8. Please explain how you would recruit effective candidates for the 2010 United States Senate races and how you would help those candidates.

I would work with the state party leadership and seek their input on identifying strong candidates to communicate the core principles of our party and build a winning coalition in his/her state. I would also work with the NRSC to identify our best opportunities and identify ways that we can strengthen the eventual nominee. I would not necessarily discourage primary competition. I believe, and President Obama’s campaign has demonstrated, that primaries can be very beneficial in preparing a candidate and a campaign for difficult challenges in a fall campaign. If a candidate can articulate the party’s ideals and energize the base in the primary – they will be a stronger general election candidate.

9. Please explain why the Republican Party should remain a pro-life party.

The Republican Party has consistently voted to protect life as part of our platform. I support that position, and believe it’s a fundamental right guaranteed in our nation’s founding document: “We hold these truths to be self-evident, that all men are created equal, that they are endowed by their Creator with certain unalienable Rights, that among these are Life, Liberty and the pursuit of Happiness.” I believe that life begins at conception and we must be committed to ensure the “right to life” for all Americans – born and unborn. That said, we must be vigilant with regard to our party’s tone on this issue. I fervently believe that this debate will not be won in our legislatures or our courts, but in the hearts and minds of the American people. And only a voice of compassion can win over those hearts and minds. Those confronted with unexpected pregnancy, debilitating disease or other issues that intersect with this debate are feeling desperate, and so emotions run high on this important issue. We must tone down the rhetoric, allow ourselves to see the world through the eyes of others, and hopefully take steps in the short term to reduce abortion, fund medical research that does not depend on embryonic stem cell and ease the despair of those who think assisted suicide is their only option. With patience and compassion, I do believe that we will win the debate on protecting life.
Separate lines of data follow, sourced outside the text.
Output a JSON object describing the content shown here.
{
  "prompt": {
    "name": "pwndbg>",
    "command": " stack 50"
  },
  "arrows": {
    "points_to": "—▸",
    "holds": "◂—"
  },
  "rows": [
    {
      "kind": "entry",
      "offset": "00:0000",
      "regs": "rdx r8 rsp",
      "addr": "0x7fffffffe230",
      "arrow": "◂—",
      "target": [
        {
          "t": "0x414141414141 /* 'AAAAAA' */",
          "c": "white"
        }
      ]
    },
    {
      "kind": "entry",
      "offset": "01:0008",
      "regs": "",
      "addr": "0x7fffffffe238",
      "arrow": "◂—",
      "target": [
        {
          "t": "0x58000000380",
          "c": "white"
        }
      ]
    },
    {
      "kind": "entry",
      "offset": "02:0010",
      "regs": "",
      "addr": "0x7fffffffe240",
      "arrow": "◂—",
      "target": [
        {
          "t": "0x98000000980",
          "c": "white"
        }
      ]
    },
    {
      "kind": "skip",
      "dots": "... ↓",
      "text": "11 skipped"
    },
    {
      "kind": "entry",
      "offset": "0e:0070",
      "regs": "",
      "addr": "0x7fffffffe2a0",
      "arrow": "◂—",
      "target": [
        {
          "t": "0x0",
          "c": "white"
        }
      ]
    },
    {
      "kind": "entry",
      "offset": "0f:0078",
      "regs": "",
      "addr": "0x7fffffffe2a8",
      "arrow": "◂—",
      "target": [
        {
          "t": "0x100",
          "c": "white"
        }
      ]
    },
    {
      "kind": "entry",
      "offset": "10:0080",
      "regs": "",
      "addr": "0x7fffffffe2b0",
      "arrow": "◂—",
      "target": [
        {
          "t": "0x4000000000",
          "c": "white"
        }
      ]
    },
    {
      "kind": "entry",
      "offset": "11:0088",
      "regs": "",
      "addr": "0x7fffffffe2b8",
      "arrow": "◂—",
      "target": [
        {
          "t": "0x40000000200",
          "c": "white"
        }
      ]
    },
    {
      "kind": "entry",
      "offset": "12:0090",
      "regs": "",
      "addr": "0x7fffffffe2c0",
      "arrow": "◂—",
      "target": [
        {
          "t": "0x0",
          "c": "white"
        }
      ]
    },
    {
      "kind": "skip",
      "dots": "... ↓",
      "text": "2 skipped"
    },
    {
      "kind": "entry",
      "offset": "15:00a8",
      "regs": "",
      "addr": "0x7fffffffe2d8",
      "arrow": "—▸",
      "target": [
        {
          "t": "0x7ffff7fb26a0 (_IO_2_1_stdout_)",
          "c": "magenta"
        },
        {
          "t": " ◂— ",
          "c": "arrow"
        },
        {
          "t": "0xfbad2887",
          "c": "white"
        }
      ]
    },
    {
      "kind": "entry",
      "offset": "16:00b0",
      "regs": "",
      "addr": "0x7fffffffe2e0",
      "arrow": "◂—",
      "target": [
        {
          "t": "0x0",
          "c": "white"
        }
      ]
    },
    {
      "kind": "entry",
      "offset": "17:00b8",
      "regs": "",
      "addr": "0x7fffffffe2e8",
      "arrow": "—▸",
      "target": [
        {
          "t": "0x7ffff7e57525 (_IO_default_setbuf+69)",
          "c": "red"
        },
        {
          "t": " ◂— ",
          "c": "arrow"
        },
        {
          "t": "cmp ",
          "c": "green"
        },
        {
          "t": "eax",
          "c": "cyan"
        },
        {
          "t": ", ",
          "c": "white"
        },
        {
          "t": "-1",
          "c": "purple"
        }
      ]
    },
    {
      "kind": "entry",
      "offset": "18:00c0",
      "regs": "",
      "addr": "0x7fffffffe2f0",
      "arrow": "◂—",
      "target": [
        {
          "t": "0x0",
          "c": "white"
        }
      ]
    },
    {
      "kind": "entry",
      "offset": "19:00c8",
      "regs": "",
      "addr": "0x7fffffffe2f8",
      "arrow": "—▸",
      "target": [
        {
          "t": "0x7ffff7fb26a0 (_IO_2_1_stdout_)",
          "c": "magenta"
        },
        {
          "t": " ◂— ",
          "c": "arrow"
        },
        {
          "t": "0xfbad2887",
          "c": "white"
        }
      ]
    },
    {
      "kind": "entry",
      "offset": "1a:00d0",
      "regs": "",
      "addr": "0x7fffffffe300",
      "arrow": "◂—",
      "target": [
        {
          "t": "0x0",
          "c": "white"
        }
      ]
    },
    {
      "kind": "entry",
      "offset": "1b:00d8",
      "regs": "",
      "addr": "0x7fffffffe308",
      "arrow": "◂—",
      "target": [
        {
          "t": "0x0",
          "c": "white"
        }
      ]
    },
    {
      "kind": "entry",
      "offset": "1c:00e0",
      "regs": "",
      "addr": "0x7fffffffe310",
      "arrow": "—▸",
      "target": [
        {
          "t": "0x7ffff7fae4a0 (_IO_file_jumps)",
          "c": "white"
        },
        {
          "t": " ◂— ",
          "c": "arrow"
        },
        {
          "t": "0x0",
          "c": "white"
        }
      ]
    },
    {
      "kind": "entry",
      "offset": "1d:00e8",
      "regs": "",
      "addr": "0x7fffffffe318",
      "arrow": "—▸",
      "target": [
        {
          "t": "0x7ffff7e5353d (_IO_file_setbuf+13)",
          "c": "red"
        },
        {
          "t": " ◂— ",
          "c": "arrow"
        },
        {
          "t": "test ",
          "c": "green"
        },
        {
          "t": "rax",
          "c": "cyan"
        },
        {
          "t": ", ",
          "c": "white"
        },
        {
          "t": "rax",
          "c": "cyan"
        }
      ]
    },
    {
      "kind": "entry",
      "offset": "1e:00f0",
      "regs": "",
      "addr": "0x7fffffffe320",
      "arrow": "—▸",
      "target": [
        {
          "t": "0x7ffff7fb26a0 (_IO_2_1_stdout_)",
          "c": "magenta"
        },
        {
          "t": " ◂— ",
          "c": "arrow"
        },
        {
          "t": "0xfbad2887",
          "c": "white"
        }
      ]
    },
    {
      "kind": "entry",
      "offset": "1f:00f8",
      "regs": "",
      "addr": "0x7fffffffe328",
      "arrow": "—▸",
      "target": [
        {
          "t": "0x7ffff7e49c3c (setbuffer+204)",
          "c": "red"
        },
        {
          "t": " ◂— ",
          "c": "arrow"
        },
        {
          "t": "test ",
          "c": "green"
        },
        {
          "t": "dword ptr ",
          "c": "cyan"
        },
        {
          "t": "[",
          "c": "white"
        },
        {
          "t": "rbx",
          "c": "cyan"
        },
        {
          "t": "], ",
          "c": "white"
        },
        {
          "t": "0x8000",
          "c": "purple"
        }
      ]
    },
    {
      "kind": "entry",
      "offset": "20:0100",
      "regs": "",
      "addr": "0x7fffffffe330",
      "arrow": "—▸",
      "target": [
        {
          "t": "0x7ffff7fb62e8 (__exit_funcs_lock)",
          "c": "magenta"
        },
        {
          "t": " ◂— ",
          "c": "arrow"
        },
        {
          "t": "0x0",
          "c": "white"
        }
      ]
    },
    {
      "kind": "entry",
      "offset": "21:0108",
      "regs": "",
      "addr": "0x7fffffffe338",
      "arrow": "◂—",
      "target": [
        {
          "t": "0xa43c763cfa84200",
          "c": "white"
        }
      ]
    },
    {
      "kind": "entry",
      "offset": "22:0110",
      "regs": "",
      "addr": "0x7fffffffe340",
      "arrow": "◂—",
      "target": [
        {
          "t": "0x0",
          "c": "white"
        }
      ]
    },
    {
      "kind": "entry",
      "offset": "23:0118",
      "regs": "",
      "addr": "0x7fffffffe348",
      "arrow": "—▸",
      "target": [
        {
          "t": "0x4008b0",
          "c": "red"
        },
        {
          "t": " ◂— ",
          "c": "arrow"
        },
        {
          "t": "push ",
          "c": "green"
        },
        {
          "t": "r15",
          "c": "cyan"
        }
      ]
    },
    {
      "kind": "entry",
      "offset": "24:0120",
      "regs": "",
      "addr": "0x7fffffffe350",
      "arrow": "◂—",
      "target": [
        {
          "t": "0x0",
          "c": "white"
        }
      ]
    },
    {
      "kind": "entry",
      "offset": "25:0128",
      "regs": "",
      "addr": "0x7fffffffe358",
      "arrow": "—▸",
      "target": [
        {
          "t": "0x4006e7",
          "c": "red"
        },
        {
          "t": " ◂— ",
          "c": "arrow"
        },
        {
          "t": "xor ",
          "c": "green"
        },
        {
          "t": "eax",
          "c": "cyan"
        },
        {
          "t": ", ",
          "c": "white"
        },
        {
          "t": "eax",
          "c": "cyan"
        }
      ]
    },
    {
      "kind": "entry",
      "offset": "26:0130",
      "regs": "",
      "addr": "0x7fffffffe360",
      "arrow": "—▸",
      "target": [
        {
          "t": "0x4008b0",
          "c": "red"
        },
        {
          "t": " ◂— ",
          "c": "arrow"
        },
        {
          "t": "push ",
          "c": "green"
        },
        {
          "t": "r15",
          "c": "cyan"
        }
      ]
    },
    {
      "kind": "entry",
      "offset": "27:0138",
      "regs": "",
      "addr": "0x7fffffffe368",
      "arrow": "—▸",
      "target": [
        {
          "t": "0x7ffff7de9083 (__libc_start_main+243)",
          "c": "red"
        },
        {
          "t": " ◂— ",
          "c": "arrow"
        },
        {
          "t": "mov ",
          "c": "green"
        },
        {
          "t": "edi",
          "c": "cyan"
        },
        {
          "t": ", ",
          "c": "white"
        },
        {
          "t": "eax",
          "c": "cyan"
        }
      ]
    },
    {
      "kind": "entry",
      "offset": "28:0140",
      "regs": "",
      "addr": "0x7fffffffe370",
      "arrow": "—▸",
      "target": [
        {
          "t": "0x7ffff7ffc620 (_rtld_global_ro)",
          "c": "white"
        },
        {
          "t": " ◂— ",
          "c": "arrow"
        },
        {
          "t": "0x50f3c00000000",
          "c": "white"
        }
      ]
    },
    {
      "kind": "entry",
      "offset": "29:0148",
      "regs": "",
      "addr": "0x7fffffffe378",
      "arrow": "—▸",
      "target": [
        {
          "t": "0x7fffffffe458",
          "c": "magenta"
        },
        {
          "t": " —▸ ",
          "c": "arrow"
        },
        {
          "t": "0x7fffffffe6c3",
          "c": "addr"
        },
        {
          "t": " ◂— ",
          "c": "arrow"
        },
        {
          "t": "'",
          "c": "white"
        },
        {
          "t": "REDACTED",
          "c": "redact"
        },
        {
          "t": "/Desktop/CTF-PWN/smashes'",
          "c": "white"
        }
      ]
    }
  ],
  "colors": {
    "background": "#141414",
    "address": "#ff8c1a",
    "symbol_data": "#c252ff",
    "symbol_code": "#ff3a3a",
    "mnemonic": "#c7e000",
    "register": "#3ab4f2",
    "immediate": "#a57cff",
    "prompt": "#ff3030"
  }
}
10. Please explain what benchmarks you think would be fair to measure an RNC Chairman to determine if that Chairman has succeeded or failed in his task.

The benchmarks vary from cycle to cycle. But I believe that it is the party leader’s responsibility to build an organization and infrastructure that are strong, vibrant and energetic, prepared to be pressed into service by candidates at the appropriate time. The party can take the ball down the field, but only the candidates can get us over the goal line. This means that we need strong state and local parties that have the tools, resources and training necessary to get the job done. We need a leader that communicates with the team from the Republican Women’s Federation, to the Teenage Republicans and spends time motivating and encouraging their involvement. We also need a leader that is breaking new ground and opening doors into new regions, coalition groups and ethnic groups to help draw new energy to our party. We need to have a Get Out The Vote operation that is second to none – which means we must begin building and planning today. And finally, we must have a vibrant, aggressive fundraising program. During my time as Michigan Chairman, we raised nearly $30 million , making our party’s fundraising effort one of the most successful in the country.